Luiz Gonzaga Brésil Luiz Gonzaga do Nascimento (Exu, December 13, 1912 ? Recife, August 2, 1989) was a very prominent Brazilian folk singer, songwriter, musician and poet. Born in the countryside of Pernambuco (Northeastern Brazil), he is considered to be responsible for the promotion of northeastern music throughout the rest of the country. He is also known as the 'king of baião' and 'Gonzagão'.
Gonzaga's son, Luiz Gonzaga do Nascimento Júnior, known as Gonzaguinha, born 1945, was also a noted Brazilian singer and composer. He was also a famous Brazilian freemason that composed Acacia Amarela (Yellow Acacia). The Luiz Gonzaga Dam was named in his honor.

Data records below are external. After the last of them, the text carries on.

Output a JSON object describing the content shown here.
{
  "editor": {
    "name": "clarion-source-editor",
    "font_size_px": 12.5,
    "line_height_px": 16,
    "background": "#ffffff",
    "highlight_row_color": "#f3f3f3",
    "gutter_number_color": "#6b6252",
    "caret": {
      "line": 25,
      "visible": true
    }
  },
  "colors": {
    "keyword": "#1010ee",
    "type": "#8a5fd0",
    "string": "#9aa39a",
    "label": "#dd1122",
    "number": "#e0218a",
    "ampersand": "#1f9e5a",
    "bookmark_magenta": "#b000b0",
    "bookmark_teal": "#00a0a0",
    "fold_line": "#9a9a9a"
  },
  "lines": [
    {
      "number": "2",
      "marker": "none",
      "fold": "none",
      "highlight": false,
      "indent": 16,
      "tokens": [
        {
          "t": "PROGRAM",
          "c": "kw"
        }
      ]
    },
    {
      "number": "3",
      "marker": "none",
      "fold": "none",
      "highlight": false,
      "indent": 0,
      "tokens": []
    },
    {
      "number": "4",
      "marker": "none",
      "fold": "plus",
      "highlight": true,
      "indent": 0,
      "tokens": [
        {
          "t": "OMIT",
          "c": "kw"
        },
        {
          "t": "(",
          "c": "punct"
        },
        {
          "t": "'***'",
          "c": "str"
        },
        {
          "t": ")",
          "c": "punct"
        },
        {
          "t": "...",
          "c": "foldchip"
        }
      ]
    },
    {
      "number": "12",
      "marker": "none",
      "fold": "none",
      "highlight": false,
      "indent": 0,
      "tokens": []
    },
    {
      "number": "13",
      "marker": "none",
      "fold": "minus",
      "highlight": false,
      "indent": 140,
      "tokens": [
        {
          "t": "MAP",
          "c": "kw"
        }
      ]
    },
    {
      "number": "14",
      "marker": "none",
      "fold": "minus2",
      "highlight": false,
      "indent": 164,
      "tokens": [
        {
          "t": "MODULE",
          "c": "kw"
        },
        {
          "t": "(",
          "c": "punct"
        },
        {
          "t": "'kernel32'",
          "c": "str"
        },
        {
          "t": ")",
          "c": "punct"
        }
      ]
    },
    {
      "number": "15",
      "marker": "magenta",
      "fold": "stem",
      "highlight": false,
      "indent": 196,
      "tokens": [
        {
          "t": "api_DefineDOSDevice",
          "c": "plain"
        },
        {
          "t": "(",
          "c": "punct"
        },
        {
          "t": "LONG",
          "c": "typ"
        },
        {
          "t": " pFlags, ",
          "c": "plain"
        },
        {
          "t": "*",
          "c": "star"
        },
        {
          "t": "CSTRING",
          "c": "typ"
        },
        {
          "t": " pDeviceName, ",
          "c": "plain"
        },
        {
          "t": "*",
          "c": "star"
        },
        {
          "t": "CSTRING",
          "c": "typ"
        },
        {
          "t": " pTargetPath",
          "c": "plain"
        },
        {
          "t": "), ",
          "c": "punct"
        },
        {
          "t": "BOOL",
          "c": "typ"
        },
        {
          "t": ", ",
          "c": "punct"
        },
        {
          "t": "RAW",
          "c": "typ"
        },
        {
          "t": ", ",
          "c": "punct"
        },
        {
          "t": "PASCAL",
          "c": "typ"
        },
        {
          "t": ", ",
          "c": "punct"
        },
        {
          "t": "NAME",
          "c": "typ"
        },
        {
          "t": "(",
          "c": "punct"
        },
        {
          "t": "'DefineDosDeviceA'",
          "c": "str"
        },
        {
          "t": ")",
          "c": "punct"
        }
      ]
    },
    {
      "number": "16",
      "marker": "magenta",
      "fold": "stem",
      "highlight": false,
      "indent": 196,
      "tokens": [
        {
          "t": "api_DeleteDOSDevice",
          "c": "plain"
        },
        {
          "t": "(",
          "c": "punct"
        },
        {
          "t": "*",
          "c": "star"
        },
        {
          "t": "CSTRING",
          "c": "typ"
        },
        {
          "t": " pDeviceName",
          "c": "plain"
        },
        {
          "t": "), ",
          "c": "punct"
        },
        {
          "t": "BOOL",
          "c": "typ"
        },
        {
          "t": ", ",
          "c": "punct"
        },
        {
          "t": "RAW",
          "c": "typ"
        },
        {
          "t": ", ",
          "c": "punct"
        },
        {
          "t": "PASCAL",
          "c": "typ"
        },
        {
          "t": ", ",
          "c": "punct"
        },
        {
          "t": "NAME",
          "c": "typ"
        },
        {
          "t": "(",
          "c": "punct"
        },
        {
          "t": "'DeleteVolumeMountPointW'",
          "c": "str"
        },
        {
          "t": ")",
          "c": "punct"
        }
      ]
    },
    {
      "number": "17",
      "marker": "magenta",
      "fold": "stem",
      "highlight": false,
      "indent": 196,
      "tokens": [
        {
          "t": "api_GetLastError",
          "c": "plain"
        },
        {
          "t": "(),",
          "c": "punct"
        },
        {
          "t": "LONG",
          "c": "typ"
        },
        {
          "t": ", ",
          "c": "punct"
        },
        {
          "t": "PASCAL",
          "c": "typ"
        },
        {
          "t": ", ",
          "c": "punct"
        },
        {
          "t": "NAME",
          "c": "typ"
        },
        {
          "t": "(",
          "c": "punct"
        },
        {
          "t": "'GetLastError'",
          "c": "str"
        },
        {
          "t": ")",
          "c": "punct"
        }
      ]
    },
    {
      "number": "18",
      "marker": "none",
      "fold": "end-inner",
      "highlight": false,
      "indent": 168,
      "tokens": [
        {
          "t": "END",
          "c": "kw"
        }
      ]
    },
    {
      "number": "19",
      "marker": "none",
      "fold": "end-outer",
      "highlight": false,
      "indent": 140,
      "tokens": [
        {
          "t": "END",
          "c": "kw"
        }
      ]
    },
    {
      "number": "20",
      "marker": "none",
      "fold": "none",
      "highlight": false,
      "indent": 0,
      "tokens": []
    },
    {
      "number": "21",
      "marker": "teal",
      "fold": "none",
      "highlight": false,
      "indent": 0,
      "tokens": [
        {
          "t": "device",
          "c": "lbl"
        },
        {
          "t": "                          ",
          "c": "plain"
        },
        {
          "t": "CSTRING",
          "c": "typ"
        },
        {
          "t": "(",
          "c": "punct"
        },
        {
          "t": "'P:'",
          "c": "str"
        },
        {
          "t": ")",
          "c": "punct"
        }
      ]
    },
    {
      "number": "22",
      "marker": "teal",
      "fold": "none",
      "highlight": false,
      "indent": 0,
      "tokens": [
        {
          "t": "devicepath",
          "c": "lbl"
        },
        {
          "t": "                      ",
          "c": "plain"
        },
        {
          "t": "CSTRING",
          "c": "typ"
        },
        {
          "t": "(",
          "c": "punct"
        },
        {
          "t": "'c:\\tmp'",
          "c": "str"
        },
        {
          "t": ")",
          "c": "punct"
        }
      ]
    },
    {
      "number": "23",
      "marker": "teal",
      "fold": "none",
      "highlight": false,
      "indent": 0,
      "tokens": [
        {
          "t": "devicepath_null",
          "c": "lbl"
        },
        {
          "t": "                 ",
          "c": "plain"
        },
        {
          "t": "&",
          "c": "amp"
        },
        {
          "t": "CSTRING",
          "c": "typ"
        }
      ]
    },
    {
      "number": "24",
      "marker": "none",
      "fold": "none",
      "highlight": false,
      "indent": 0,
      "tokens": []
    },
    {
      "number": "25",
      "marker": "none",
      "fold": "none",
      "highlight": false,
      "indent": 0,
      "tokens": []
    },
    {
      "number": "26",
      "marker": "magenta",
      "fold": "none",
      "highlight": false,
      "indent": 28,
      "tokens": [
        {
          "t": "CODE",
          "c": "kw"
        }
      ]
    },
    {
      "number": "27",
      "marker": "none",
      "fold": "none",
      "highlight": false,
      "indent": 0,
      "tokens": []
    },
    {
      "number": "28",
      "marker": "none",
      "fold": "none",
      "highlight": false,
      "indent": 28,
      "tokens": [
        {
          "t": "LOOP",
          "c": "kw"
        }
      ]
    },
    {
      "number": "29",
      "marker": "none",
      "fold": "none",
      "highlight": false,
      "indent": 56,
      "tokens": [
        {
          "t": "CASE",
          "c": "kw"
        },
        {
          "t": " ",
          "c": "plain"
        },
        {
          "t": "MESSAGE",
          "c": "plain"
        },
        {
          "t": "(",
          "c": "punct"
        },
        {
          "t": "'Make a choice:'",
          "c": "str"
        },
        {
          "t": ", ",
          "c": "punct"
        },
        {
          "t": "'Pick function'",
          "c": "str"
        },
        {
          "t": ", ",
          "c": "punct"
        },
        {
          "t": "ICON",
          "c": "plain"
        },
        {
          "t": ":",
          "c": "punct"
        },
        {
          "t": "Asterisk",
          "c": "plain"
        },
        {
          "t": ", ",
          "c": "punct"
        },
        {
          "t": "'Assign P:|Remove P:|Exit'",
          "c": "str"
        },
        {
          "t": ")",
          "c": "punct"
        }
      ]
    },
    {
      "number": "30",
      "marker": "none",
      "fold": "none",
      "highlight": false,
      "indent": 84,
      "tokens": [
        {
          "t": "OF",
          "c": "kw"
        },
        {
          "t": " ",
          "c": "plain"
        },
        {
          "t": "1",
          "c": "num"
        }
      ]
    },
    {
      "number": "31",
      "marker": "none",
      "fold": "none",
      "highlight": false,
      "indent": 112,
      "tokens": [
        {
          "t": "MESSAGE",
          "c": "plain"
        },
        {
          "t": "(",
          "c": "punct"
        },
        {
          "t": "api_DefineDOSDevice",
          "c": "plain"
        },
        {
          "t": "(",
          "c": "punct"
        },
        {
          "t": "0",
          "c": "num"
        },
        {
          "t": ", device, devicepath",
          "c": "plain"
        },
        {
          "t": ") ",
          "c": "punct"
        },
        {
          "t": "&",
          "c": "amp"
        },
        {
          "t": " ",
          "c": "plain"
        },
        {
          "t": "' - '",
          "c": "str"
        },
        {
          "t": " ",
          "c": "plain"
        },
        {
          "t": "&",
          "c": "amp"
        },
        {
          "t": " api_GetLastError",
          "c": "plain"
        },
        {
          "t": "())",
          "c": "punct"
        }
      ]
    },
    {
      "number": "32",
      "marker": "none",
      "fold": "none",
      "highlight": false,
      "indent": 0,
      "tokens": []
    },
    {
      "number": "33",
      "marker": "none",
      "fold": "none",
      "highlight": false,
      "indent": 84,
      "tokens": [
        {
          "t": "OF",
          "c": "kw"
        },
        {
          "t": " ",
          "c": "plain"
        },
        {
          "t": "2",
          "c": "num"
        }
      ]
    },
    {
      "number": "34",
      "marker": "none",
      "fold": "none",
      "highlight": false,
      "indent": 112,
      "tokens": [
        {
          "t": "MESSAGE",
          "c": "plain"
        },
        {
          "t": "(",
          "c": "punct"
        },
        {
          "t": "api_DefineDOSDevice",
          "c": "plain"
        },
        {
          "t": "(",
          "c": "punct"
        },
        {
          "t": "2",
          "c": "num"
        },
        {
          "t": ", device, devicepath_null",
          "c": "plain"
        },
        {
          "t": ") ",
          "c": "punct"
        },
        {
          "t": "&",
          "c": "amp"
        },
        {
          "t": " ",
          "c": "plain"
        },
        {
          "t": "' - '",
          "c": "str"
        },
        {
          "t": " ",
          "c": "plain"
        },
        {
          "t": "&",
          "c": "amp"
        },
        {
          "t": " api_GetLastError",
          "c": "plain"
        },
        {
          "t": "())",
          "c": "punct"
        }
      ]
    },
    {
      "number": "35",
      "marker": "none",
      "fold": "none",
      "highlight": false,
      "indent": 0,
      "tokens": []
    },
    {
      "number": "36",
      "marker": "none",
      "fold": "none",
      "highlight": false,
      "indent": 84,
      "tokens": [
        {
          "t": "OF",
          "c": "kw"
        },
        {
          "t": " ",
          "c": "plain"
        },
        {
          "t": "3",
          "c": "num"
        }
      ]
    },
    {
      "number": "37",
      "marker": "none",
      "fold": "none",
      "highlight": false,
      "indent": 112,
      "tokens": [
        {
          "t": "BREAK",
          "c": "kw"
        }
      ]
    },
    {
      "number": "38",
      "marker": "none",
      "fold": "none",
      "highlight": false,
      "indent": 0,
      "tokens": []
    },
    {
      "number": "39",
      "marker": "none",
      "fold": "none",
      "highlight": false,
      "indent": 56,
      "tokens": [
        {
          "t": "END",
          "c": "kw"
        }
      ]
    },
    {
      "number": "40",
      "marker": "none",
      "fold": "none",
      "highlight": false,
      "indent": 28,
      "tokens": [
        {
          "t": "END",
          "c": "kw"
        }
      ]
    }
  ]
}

The son of a peasant and accordion player, Gonzaga was attracted to the 8-bass accordion at a very early age, but at that time he used to accompany his father by playing the zabumba (type of bass drum) and singing at parties and religious celebrations. He left home in 1930 to join the army, and toured Brazil with an army band until 1939. Gonzaga decided to remain in Rio de Janeiro with a recently purchased accordion. He used to perform in the streets and in bars, playing boleros, waltzes and tangos.
After noticing that the northeastern immigrants missed the music from their hometowns, he started to give listeners the sort of music they craved to hear: xaxados, baiões, chamegos and cocos. At Ary Barroso?s talent show, Luiz Gonzaga played his chamego 'Vira e Mexe' was acclaimed by the audience and by the dreaded host, who gave him the highest score. After discovering this niche in the market, Gonzaga became a regular at radio shows and started making records. Gonzaga died of natural causes at the age of 76.
In 1943, he dressed up in typical northeastern costumes for the first time to perform live, and got hyped. Later on, as well as playing popular tunes on the accordion, he began to sing his own material, and his skills as a songwriter were revealed. His greatest hit ever, 'Asa Branca' (written with Humberto Teixeira), was recorded in 1947 and covered countless times by many different artists. He worked on the radio until 1954, enjoying huge popularity. He is widely recognized for singlehandedly taking the baião style and the accordion to a wide audience, and for a time RCA (now BMG), his recording label, was almost exclusively dedicated to printing his singles and albums. During the 60's, as the public taste shifted to bossa nova and iê-iê-iê, he found himself increasingly stranded from big city stages, so he toured the countryside, where his popularity never abated.
In the 70s and 80s, he slowly re-emerged, partly due to covers of his songs by famous artists like Geraldo Vandré, Caetano Veloso, Gilberto Gil, his son Gonzaguinha and Milton Nascimento. Some of his greatest hits are 'Vozes da Seca' ('Voices From Drought'), 'Algodão' ('Cotton'), 'A Dança da Moda' ('The Dance In Fashion'), 'ABC do Sertão' ('The ABC of Sertão'), 'Derramaro o Gai' ('They Spilt the Gas'), 'A Letra I' ('The 'i' letter'), 'Imbalança' ('Shake It'), 'A Volta da Asa-Branca' ('The Return Of The Picazuro Pigeon'), 'Cintura Fina' ('Slender Waist'), 'O Xote das Meninas' ('The Girls' Schottische', written with Zé Dantas, and 'Juazeiro', 'Paraíba', 'Mangaratiba', 'Baião-de-Dois', 'No Meu Pé de Serra' ('There In My Homeland'), 'Assum Preto' ('Blue-back Grassquit'), 'Légua Tirana' ('Tyrannical league'), 'Qui Nem Jiló' ('Like Solanum gilo', written with Humberto Teixeira. Other successful collaborations resulted in 'Tá Bom Demais' ('It's Very Good') (with Onildo de Almeida), 'Danado de Bom' ('Very Good') (with João Silva), 'Dezessete e Setecentos' ('Seventeen And Seven hundred') and 'Cortando o Pano' ('Cutting Cloth') (both with Miguel Lima).